- [TASK BRIEF] Your answer should be one number: how many lines of the records hold the string "JSON".

====

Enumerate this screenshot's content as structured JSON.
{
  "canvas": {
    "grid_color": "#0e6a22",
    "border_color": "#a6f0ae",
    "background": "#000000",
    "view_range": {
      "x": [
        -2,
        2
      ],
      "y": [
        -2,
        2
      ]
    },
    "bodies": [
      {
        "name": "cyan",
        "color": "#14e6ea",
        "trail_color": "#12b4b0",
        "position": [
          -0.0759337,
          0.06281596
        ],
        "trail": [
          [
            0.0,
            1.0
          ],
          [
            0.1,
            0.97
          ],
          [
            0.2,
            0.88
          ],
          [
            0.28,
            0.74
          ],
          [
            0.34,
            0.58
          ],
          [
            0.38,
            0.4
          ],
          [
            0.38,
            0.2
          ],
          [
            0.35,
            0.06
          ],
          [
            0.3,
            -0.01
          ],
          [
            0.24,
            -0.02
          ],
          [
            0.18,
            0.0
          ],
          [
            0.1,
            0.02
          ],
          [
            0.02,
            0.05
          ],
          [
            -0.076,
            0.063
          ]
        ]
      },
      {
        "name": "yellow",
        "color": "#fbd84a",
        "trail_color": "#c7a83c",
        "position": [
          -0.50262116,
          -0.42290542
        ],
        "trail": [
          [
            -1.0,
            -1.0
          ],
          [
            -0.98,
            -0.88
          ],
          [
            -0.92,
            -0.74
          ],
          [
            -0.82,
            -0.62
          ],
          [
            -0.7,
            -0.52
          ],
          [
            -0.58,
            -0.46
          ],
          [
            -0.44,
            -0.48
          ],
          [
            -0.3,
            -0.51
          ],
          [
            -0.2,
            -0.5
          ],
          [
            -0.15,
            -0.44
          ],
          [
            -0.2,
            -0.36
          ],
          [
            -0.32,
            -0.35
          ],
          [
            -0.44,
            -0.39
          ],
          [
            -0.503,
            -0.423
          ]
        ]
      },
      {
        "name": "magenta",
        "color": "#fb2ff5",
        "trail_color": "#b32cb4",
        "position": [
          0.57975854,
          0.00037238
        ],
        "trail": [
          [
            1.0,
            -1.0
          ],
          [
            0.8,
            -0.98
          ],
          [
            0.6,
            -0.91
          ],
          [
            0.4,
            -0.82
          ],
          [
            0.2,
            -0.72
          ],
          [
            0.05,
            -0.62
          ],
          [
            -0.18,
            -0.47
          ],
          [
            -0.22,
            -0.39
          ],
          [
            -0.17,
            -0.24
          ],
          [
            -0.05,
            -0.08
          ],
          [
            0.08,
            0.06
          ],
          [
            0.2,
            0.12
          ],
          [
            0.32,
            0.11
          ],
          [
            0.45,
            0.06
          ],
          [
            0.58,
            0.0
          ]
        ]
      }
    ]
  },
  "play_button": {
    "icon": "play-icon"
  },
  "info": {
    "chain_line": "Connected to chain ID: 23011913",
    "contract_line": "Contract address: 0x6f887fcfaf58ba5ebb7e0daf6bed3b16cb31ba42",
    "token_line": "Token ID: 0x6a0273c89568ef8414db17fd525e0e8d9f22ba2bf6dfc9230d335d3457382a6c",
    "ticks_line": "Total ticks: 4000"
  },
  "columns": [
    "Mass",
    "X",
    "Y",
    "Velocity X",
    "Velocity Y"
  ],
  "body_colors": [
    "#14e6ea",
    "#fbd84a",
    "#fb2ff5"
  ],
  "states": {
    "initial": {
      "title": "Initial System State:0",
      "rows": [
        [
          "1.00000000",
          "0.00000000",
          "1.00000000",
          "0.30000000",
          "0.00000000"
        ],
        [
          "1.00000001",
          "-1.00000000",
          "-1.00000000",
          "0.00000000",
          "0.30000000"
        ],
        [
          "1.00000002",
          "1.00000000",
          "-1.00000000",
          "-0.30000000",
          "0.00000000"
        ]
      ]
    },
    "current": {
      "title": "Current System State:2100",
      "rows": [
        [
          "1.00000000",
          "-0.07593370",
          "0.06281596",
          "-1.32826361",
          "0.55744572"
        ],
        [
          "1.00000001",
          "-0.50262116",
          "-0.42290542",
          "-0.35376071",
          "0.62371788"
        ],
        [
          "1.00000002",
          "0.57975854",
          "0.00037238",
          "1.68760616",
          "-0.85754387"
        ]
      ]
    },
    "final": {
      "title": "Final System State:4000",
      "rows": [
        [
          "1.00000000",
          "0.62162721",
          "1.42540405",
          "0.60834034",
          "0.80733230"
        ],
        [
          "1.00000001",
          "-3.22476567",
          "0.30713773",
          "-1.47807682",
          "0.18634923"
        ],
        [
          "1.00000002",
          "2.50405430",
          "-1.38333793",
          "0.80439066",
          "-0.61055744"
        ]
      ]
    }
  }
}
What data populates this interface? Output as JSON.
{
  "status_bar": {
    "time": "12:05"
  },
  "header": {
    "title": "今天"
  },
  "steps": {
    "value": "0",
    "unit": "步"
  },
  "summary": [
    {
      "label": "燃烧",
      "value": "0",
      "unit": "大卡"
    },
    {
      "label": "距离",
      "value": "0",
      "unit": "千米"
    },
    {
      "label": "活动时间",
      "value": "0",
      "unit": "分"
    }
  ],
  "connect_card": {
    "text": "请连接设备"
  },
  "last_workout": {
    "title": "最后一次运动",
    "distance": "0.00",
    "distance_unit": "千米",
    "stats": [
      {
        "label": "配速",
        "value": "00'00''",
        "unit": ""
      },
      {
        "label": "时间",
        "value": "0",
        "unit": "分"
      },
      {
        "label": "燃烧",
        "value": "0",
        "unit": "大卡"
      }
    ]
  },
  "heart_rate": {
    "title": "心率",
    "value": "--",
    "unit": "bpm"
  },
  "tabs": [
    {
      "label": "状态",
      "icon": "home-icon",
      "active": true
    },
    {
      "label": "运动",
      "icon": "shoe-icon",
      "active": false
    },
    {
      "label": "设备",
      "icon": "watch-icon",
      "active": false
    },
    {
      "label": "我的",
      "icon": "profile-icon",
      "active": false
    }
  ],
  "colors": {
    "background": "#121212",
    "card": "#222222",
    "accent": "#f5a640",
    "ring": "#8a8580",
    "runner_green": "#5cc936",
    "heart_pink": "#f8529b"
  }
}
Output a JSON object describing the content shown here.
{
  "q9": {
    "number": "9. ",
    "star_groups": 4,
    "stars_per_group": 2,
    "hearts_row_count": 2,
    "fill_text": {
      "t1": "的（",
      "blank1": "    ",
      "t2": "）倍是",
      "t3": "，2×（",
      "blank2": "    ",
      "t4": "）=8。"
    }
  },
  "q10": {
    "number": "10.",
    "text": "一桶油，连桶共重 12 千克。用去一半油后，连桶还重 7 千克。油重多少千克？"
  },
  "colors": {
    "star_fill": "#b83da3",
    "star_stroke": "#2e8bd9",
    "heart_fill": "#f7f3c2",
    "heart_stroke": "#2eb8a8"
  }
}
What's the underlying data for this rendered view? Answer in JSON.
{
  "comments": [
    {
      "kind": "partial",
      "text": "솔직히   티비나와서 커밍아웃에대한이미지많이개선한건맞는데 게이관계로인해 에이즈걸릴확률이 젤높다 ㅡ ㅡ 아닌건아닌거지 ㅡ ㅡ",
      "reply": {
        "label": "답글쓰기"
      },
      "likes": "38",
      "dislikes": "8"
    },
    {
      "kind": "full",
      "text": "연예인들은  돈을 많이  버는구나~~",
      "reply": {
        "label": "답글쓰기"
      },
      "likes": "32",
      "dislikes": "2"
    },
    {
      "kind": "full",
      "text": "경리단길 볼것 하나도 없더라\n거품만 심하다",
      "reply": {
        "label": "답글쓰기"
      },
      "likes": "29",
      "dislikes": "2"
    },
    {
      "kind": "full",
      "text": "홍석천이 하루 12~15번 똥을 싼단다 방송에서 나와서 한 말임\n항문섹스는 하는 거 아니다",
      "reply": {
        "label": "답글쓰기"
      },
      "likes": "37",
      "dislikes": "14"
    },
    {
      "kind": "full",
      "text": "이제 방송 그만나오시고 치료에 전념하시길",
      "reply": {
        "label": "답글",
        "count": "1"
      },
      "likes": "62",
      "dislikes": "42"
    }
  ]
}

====

- [EXERCISE RESULT] 4